When it was done, Robert was alone. He sat down at his desk, put his head into his computer’s keyboard, and cried.


Robert woke up the next morning still at his desk, sunshine streaming through the window. The clock said 7 AM. He had slept a peaceful sleep, and felt rested. The image in his mind was of the dream he had been having just before waking up. It was his sister, smiling at him, holding out a cookie. “Here’s one for you,” she said, her golden curls bouncing up and down. An Oreo, his favorite. He reached out to take it. And then, an older version of Laurie, one that looked a bit like their mother, standing behind the younger Laurie, saying: “Robby, it wasn’t your fault. I was feeling sick for a long time before I ate that cookie you gave me. I was just too little to realize what was happening, so I didn’t tell anybody, and they didn’t figure out that anything was wrong until I got that fever in the middle of the night. Robby, that cookie you gave me was the most delicious thing I ever ate. Really, it was. Do you know why? Because I knew that my big brother loved me.”

Robert could feel the sunshine washing over him. He felt a relief he had not felt in a long time. And a pure sense of excitement about the future, and what lay ahead. He knew that he would not be joining this lab. But he also knew that somehow, in some way, his future would be tied to cancer research, or to researching other diseases. To helping others – in a grand way. How exactly this would play out, however, was open to be determined.

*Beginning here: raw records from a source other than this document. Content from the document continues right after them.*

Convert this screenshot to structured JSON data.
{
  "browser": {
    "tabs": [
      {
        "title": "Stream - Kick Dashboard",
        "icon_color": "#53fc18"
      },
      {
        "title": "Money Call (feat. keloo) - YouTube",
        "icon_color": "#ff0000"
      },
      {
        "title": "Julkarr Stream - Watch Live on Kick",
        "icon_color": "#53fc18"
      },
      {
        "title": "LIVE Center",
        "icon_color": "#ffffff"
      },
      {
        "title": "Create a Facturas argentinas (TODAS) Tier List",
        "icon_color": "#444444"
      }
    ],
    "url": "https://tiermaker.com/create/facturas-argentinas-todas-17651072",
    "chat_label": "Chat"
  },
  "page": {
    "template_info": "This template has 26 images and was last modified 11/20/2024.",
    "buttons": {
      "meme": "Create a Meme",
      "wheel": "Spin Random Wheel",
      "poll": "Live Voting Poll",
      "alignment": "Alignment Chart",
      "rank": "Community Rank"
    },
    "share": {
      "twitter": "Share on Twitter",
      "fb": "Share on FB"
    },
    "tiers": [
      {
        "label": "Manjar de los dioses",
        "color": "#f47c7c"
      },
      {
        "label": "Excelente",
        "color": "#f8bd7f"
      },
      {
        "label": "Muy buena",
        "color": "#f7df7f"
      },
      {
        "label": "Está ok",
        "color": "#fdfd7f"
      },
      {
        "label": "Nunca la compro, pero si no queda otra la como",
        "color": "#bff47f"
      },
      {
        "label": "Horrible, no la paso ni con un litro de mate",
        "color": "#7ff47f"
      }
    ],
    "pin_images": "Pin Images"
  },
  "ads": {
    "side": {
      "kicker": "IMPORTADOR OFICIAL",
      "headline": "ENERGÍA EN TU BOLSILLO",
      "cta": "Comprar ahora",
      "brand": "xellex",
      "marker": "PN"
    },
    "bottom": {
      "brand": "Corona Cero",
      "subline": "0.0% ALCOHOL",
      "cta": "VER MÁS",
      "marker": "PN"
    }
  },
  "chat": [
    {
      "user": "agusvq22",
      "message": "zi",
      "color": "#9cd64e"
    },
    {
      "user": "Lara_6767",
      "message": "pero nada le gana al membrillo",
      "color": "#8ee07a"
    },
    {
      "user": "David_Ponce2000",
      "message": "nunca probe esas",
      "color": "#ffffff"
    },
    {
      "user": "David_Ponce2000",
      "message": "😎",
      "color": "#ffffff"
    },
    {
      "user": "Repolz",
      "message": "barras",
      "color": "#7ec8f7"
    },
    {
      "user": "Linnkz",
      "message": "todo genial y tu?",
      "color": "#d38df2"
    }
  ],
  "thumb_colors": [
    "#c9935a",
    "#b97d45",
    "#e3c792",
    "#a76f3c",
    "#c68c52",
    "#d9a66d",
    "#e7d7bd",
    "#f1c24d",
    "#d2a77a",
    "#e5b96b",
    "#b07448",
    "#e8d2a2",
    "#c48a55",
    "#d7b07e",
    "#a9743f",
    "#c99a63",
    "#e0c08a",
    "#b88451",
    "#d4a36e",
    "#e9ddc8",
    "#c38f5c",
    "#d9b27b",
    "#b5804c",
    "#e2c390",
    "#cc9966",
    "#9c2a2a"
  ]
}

Robert got up and left the lab to go and find some breakfast.